[Entries from a dataset of interfaces]:
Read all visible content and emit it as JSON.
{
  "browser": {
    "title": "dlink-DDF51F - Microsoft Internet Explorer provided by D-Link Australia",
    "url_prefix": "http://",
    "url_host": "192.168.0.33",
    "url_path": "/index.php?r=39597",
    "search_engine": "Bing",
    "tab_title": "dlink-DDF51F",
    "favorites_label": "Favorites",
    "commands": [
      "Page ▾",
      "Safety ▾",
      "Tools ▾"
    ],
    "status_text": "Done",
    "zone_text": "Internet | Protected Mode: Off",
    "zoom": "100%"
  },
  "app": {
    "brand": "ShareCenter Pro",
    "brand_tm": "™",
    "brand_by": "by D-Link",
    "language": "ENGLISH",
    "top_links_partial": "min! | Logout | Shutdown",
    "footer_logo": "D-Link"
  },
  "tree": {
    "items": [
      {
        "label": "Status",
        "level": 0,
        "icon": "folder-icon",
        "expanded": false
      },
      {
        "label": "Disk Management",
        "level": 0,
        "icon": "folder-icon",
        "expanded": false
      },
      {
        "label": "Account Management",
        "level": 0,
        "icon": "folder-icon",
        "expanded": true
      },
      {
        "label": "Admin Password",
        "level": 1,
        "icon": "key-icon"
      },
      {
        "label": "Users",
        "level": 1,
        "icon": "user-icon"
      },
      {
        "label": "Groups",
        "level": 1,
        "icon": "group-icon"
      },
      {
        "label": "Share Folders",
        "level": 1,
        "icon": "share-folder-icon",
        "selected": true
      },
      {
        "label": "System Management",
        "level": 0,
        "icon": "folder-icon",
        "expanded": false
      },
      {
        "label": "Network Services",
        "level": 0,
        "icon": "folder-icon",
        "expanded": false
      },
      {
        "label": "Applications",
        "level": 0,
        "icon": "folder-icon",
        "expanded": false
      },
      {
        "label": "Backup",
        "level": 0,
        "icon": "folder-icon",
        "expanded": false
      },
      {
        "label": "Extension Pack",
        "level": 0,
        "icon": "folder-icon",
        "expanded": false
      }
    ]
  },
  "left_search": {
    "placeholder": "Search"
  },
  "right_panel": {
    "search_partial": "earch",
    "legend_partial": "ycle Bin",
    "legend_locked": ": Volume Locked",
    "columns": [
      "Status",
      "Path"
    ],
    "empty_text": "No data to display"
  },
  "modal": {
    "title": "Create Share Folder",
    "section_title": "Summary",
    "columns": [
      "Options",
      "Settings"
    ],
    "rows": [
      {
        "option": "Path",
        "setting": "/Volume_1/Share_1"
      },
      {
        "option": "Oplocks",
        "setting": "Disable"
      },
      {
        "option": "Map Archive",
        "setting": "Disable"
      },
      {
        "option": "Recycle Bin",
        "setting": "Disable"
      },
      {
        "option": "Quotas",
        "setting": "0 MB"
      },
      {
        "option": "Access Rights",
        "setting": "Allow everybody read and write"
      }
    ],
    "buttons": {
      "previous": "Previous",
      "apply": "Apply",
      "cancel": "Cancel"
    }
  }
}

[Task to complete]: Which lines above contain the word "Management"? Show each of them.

[Exercise solution]:
        "label": "Disk Management",
        "label": "Account Management",
        "label": "System Management",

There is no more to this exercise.